**Task details**.
Wherever a line in the records below contains "Massage", copy that line.

**Input material**.

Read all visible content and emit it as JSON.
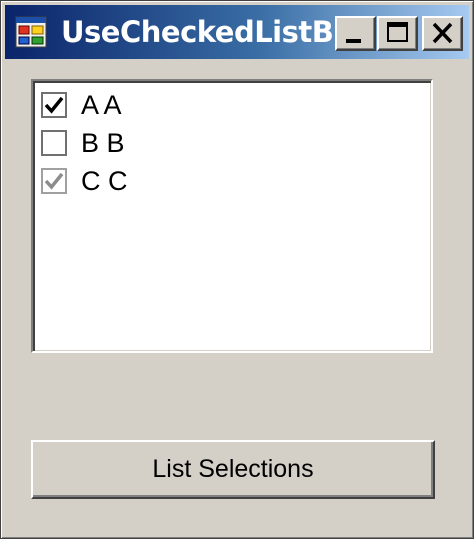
{
  "window": {
    "title": "UseCheckedListB...",
    "icon": "app-form-icon",
    "controls": {
      "minimize_icon": "minimize-icon",
      "maximize_icon": "maximize-icon",
      "close_icon": "close-icon"
    }
  },
  "checked_list": {
    "items": [
      {
        "label": "A A",
        "state": "checked"
      },
      {
        "label": "B B",
        "state": "unchecked"
      },
      {
        "label": "C C",
        "state": "indeterminate"
      }
    ]
  },
  "actions": {
    "list_selections_label": "List Selections"
  },
  "colors": {
    "titlebar_start": "#0a246a",
    "titlebar_end": "#a6caf0",
    "face": "#d4d0c8",
    "check_enabled": "#000000",
    "check_disabled": "#8c8c8c"
  }
}
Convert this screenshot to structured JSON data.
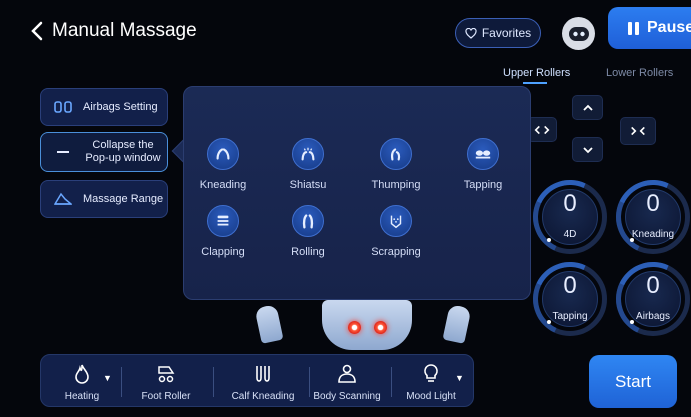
{
  "header": {
    "title": "Manual Massage",
    "favorites_label": "Favorites",
    "pause_label": "Pause"
  },
  "rollers": {
    "upper_label": "Upper Rollers",
    "lower_label": "Lower Rollers"
  },
  "directions": {
    "up": "^",
    "down": "v",
    "widen": "< >",
    "narrow": "><"
  },
  "dials": [
    {
      "value": "0",
      "label": "4D"
    },
    {
      "value": "0",
      "label": "Kneading"
    },
    {
      "value": "0",
      "label": "Tapping"
    },
    {
      "value": "0",
      "label": "Airbags"
    }
  ],
  "left_menu": {
    "airbags": "Airbags Setting",
    "collapse": "Collapse the Pop-up window",
    "range": "Massage Range"
  },
  "techniques": [
    {
      "label": "Kneading",
      "icon": "kneading-icon"
    },
    {
      "label": "Shiatsu",
      "icon": "shiatsu-icon"
    },
    {
      "label": "Thumping",
      "icon": "thumping-icon"
    },
    {
      "label": "Tapping",
      "icon": "tapping-icon"
    },
    {
      "label": "Clapping",
      "icon": "clapping-icon"
    },
    {
      "label": "Rolling",
      "icon": "rolling-icon"
    },
    {
      "label": "Scrapping",
      "icon": "scrapping-icon"
    }
  ],
  "bottom": {
    "heating": "Heating",
    "foot_roller": "Foot Roller",
    "calf_kneading": "Calf Kneading",
    "body_scanning": "Body Scanning",
    "mood_light": "Mood Light"
  },
  "start_label": "Start",
  "colors": {
    "background": "#04060c",
    "accent": "#2c7df0",
    "panel": "#12204a",
    "heat": "#e0261a"
  }
}
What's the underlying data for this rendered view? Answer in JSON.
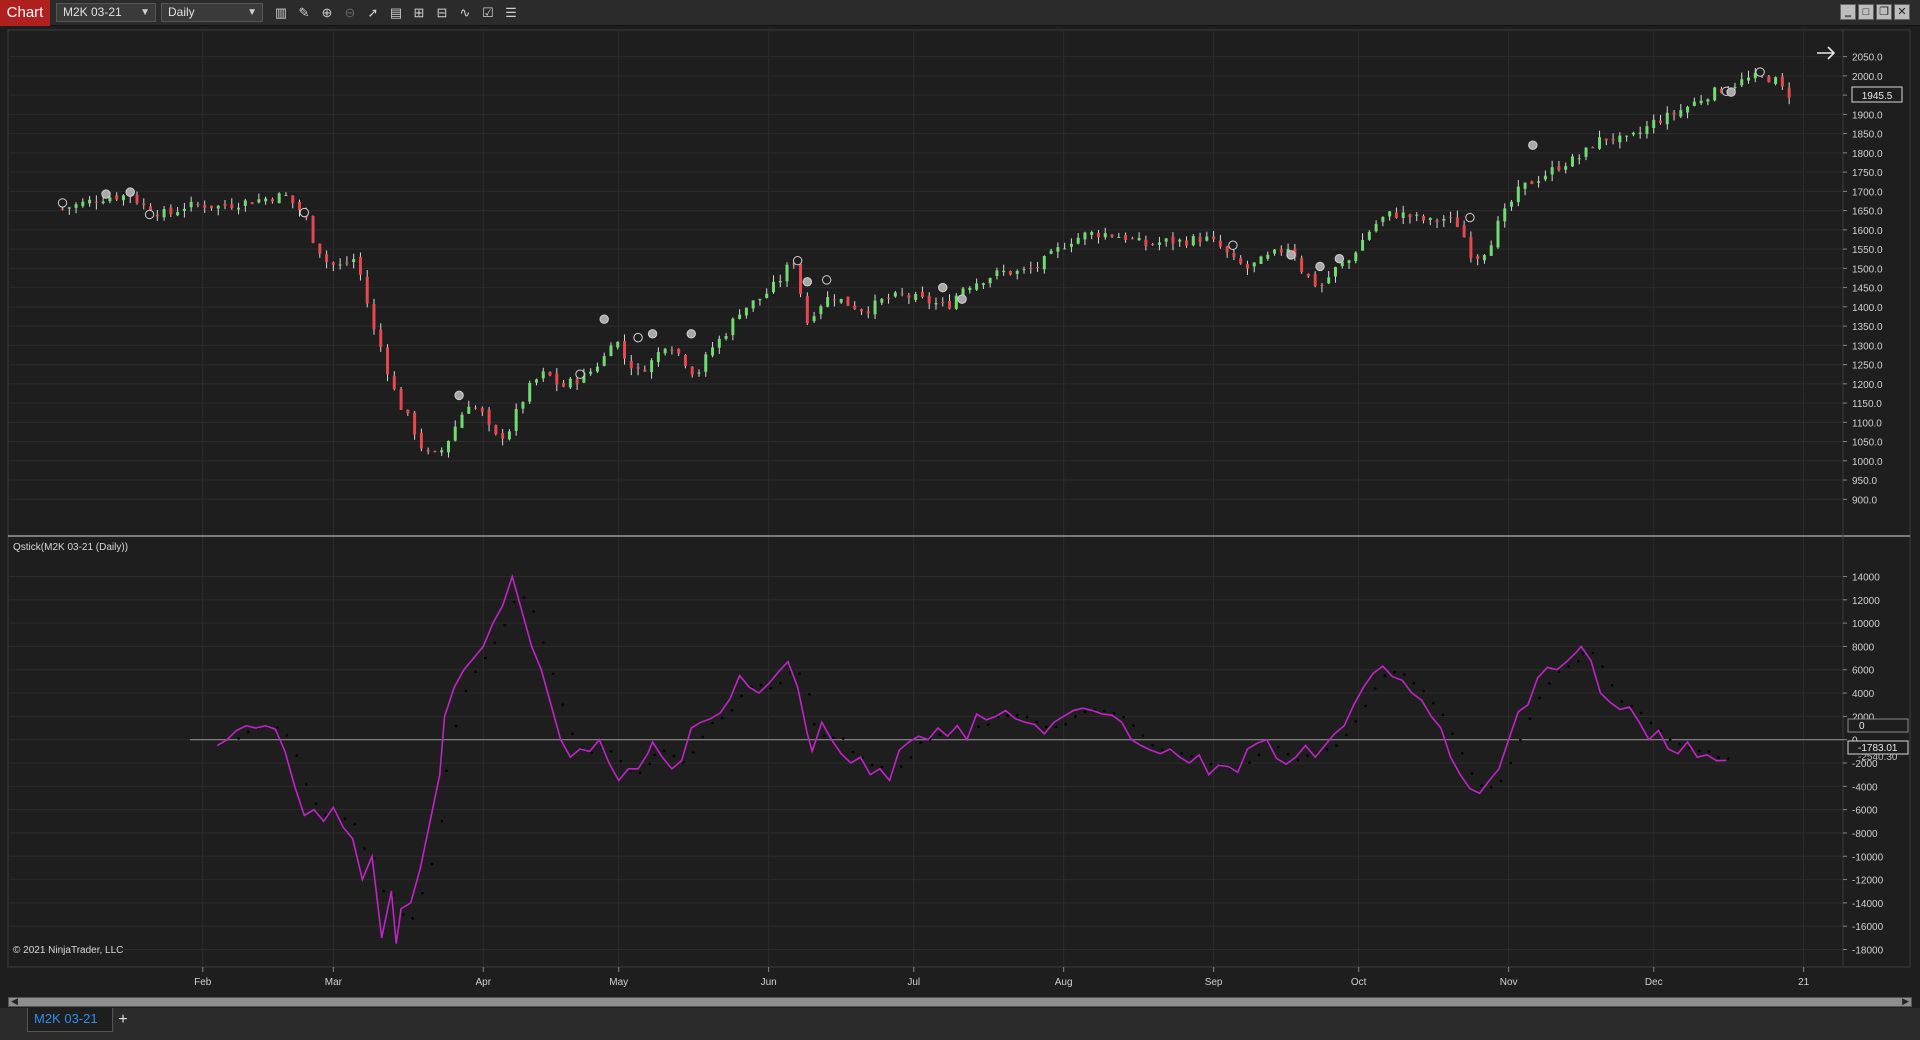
{
  "toolbar": {
    "chart_label": "Chart",
    "instrument": "M2K 03-21",
    "timeframe": "Daily",
    "icons": [
      "bar-type-icon",
      "drawing-tool-icon",
      "zoom-in-icon",
      "zoom-out-icon",
      "pointer-icon",
      "data-box-icon",
      "templates-icon",
      "strategies-icon",
      "indicators-icon",
      "properties-icon",
      "list-icon"
    ],
    "window_buttons": [
      "minimize-icon",
      "maximize-icon",
      "restore-icon",
      "close-icon"
    ]
  },
  "colors": {
    "background": "#1e1e1e",
    "grid": "#2c2c2c",
    "up_candle": "#6fdc6f",
    "down_candle": "#e8474c",
    "wick": "#d8d8d8",
    "qstick_line": "#c024c8",
    "qstick_dots": "#000000",
    "zero_line": "#8a8a8a",
    "scrollbar": "#8e8e8e",
    "tab_text": "#2f8ff0"
  },
  "chart": {
    "copyright": "© 2021 NinjaTrader, LLC",
    "indicator_label": "Qstick(M2K 03-21 (Daily))",
    "last_price_label": "1945.5",
    "qstick_value_label": "-1783.01",
    "qstick_secondary_label": "-2540.30",
    "zero_label": "0",
    "forward_arrow_icon": "arrow-right-icon"
  },
  "chart_data": [
    {
      "type": "candlestick",
      "title": "M2K 03-21 Daily",
      "y_ticks": [
        "2050.0",
        "2000.0",
        "1950.0",
        "1900.0",
        "1850.0",
        "1800.0",
        "1750.0",
        "1700.0",
        "1650.0",
        "1600.0",
        "1550.0",
        "1500.0",
        "1450.0",
        "1400.0",
        "1350.0",
        "1300.0",
        "1250.0",
        "1200.0",
        "1150.0",
        "1100.0",
        "1050.0",
        "1000.0",
        "950.0",
        "900.0"
      ],
      "ylim": [
        880,
        2075
      ],
      "x_ticks": [
        "Feb",
        "Mar",
        "Apr",
        "May",
        "Jun",
        "Jul",
        "Aug",
        "Sep",
        "Oct",
        "Nov",
        "Dec",
        "21"
      ],
      "x_tick_days": [
        35,
        62,
        93,
        121,
        152,
        182,
        213,
        244,
        274,
        305,
        335,
        366
      ],
      "x_range_days": [
        3,
        370
      ],
      "close_path": [
        [
          6,
          1655
        ],
        [
          15,
          1685
        ],
        [
          20,
          1690
        ],
        [
          24,
          1650
        ],
        [
          28,
          1640
        ],
        [
          31,
          1660
        ],
        [
          35,
          1665
        ],
        [
          38,
          1660
        ],
        [
          45,
          1675
        ],
        [
          52,
          1690
        ],
        [
          56,
          1640
        ],
        [
          58,
          1570
        ],
        [
          61,
          1510
        ],
        [
          64,
          1505
        ],
        [
          66,
          1530
        ],
        [
          68,
          1470
        ],
        [
          70,
          1350
        ],
        [
          72,
          1290
        ],
        [
          74,
          1200
        ],
        [
          76,
          1140
        ],
        [
          78,
          1100
        ],
        [
          80,
          1040
        ],
        [
          82,
          1010
        ],
        [
          84,
          1020
        ],
        [
          86,
          1060
        ],
        [
          88,
          1110
        ],
        [
          90,
          1150
        ],
        [
          93,
          1120
        ],
        [
          95,
          1060
        ],
        [
          98,
          1070
        ],
        [
          100,
          1130
        ],
        [
          103,
          1200
        ],
        [
          106,
          1230
        ],
        [
          109,
          1190
        ],
        [
          112,
          1210
        ],
        [
          115,
          1230
        ],
        [
          118,
          1270
        ],
        [
          120,
          1330
        ],
        [
          122,
          1270
        ],
        [
          125,
          1230
        ],
        [
          128,
          1260
        ],
        [
          131,
          1310
        ],
        [
          134,
          1270
        ],
        [
          137,
          1220
        ],
        [
          140,
          1290
        ],
        [
          143,
          1330
        ],
        [
          146,
          1390
        ],
        [
          150,
          1420
        ],
        [
          152,
          1440
        ],
        [
          155,
          1480
        ],
        [
          157,
          1530
        ],
        [
          158,
          1470
        ],
        [
          160,
          1360
        ],
        [
          162,
          1400
        ],
        [
          165,
          1430
        ],
        [
          168,
          1410
        ],
        [
          172,
          1390
        ],
        [
          176,
          1420
        ],
        [
          180,
          1430
        ],
        [
          183,
          1420
        ],
        [
          186,
          1410
        ],
        [
          189,
          1400
        ],
        [
          192,
          1450
        ],
        [
          196,
          1470
        ],
        [
          200,
          1490
        ],
        [
          204,
          1490
        ],
        [
          207,
          1500
        ],
        [
          210,
          1530
        ],
        [
          214,
          1570
        ],
        [
          218,
          1590
        ],
        [
          222,
          1590
        ],
        [
          226,
          1580
        ],
        [
          230,
          1560
        ],
        [
          234,
          1570
        ],
        [
          238,
          1570
        ],
        [
          242,
          1580
        ],
        [
          245,
          1560
        ],
        [
          248,
          1520
        ],
        [
          251,
          1500
        ],
        [
          254,
          1520
        ],
        [
          257,
          1540
        ],
        [
          260,
          1560
        ],
        [
          262,
          1500
        ],
        [
          264,
          1470
        ],
        [
          266,
          1450
        ],
        [
          268,
          1480
        ],
        [
          270,
          1510
        ],
        [
          272,
          1520
        ],
        [
          274,
          1560
        ],
        [
          277,
          1610
        ],
        [
          280,
          1640
        ],
        [
          283,
          1640
        ],
        [
          286,
          1630
        ],
        [
          289,
          1620
        ],
        [
          292,
          1630
        ],
        [
          295,
          1610
        ],
        [
          297,
          1540
        ],
        [
          299,
          1530
        ],
        [
          301,
          1560
        ],
        [
          303,
          1620
        ],
        [
          305,
          1660
        ],
        [
          307,
          1700
        ],
        [
          309,
          1720
        ],
        [
          312,
          1740
        ],
        [
          316,
          1770
        ],
        [
          320,
          1790
        ],
        [
          323,
          1830
        ],
        [
          326,
          1840
        ],
        [
          329,
          1830
        ],
        [
          332,
          1850
        ],
        [
          335,
          1880
        ],
        [
          339,
          1900
        ],
        [
          342,
          1920
        ],
        [
          346,
          1950
        ],
        [
          350,
          1970
        ],
        [
          354,
          1990
        ],
        [
          357,
          2000
        ],
        [
          360,
          1990
        ],
        [
          362,
          1960
        ],
        [
          364,
          1945
        ]
      ],
      "markers": "circles above/below price at selected swing points"
    },
    {
      "type": "line",
      "title": "Qstick(M2K 03-21 (Daily))",
      "y_ticks": [
        "14000",
        "12000",
        "10000",
        "8000",
        "6000",
        "4000",
        "2000",
        "0",
        "-2000",
        "-4000",
        "-6000",
        "-8000",
        "-10000",
        "-12000",
        "-14000",
        "-16000",
        "-18000"
      ],
      "ylim": [
        -19500,
        15500
      ],
      "series": [
        {
          "values": [
            [
              38,
              -500
            ],
            [
              40,
              0
            ],
            [
              42,
              800
            ],
            [
              44,
              1200
            ],
            [
              46,
              1000
            ],
            [
              48,
              1200
            ],
            [
              50,
              900
            ],
            [
              52,
              -1000
            ],
            [
              54,
              -4000
            ],
            [
              56,
              -6500
            ],
            [
              58,
              -6000
            ],
            [
              60,
              -7000
            ],
            [
              62,
              -5800
            ],
            [
              64,
              -7500
            ],
            [
              66,
              -8500
            ],
            [
              68,
              -12000
            ],
            [
              70,
              -10000
            ],
            [
              72,
              -17000
            ],
            [
              74,
              -13000
            ],
            [
              75,
              -17500
            ],
            [
              76,
              -14500
            ],
            [
              78,
              -14000
            ],
            [
              80,
              -11000
            ],
            [
              82,
              -7000
            ],
            [
              84,
              -3000
            ],
            [
              85,
              2000
            ],
            [
              87,
              4500
            ],
            [
              89,
              6000
            ],
            [
              91,
              7000
            ],
            [
              93,
              8000
            ],
            [
              95,
              10000
            ],
            [
              97,
              11500
            ],
            [
              99,
              14000
            ],
            [
              101,
              11000
            ],
            [
              103,
              8000
            ],
            [
              105,
              6000
            ],
            [
              107,
              3000
            ],
            [
              109,
              0
            ],
            [
              111,
              -1500
            ],
            [
              113,
              -800
            ],
            [
              115,
              -1000
            ],
            [
              117,
              0
            ],
            [
              119,
              -2000
            ],
            [
              121,
              -3500
            ],
            [
              123,
              -2500
            ],
            [
              125,
              -2500
            ],
            [
              127,
              -1200
            ],
            [
              128,
              -200
            ],
            [
              130,
              -1500
            ],
            [
              132,
              -2500
            ],
            [
              134,
              -1800
            ],
            [
              136,
              1000
            ],
            [
              138,
              1500
            ],
            [
              140,
              1800
            ],
            [
              142,
              2300
            ],
            [
              144,
              3500
            ],
            [
              146,
              5500
            ],
            [
              148,
              4500
            ],
            [
              150,
              4000
            ],
            [
              152,
              4800
            ],
            [
              154,
              5800
            ],
            [
              156,
              6700
            ],
            [
              158,
              4500
            ],
            [
              160,
              500
            ],
            [
              161,
              -1000
            ],
            [
              163,
              1500
            ],
            [
              165,
              0
            ],
            [
              167,
              -1200
            ],
            [
              169,
              -2000
            ],
            [
              171,
              -1500
            ],
            [
              173,
              -3000
            ],
            [
              175,
              -2500
            ],
            [
              177,
              -3500
            ],
            [
              179,
              -900
            ],
            [
              181,
              -200
            ],
            [
              183,
              300
            ],
            [
              185,
              0
            ],
            [
              187,
              1000
            ],
            [
              189,
              300
            ],
            [
              191,
              1200
            ],
            [
              193,
              0
            ],
            [
              195,
              2200
            ],
            [
              197,
              1700
            ],
            [
              199,
              2000
            ],
            [
              201,
              2500
            ],
            [
              203,
              1800
            ],
            [
              205,
              1500
            ],
            [
              207,
              1300
            ],
            [
              209,
              500
            ],
            [
              211,
              1500
            ],
            [
              213,
              2000
            ],
            [
              215,
              2500
            ],
            [
              217,
              2700
            ],
            [
              219,
              2500
            ],
            [
              221,
              2200
            ],
            [
              223,
              2100
            ],
            [
              225,
              1500
            ],
            [
              227,
              0
            ],
            [
              229,
              -500
            ],
            [
              231,
              -900
            ],
            [
              233,
              -1200
            ],
            [
              235,
              -800
            ],
            [
              237,
              -1500
            ],
            [
              239,
              -2000
            ],
            [
              241,
              -1300
            ],
            [
              243,
              -3000
            ],
            [
              245,
              -2200
            ],
            [
              247,
              -2300
            ],
            [
              249,
              -2800
            ],
            [
              251,
              -800
            ],
            [
              253,
              -300
            ],
            [
              255,
              0
            ],
            [
              257,
              -1600
            ],
            [
              259,
              -2100
            ],
            [
              261,
              -1500
            ],
            [
              263,
              -500
            ],
            [
              265,
              -1500
            ],
            [
              267,
              -500
            ],
            [
              269,
              500
            ],
            [
              271,
              1200
            ],
            [
              273,
              3000
            ],
            [
              275,
              4500
            ],
            [
              277,
              5700
            ],
            [
              279,
              6300
            ],
            [
              281,
              5400
            ],
            [
              283,
              5100
            ],
            [
              285,
              4000
            ],
            [
              287,
              3400
            ],
            [
              289,
              2000
            ],
            [
              291,
              1000
            ],
            [
              293,
              -1500
            ],
            [
              295,
              -3000
            ],
            [
              297,
              -4200
            ],
            [
              299,
              -4600
            ],
            [
              301,
              -3500
            ],
            [
              303,
              -2500
            ],
            [
              305,
              0
            ],
            [
              307,
              2400
            ],
            [
              309,
              3000
            ],
            [
              311,
              5300
            ],
            [
              313,
              6200
            ],
            [
              315,
              6000
            ],
            [
              317,
              6700
            ],
            [
              319,
              7500
            ],
            [
              320,
              8000
            ],
            [
              322,
              6800
            ],
            [
              324,
              4000
            ],
            [
              326,
              3200
            ],
            [
              328,
              2600
            ],
            [
              330,
              2800
            ],
            [
              332,
              1500
            ],
            [
              334,
              0
            ],
            [
              336,
              800
            ],
            [
              338,
              -800
            ],
            [
              340,
              -1200
            ],
            [
              342,
              -200
            ],
            [
              344,
              -1500
            ],
            [
              346,
              -1300
            ],
            [
              348,
              -1800
            ],
            [
              350,
              -1783
            ]
          ],
          "color": "#c024c8"
        }
      ]
    }
  ]
}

**Result of this exercise**.
    "title": "Manual Massage",
    "range": "Massage Range"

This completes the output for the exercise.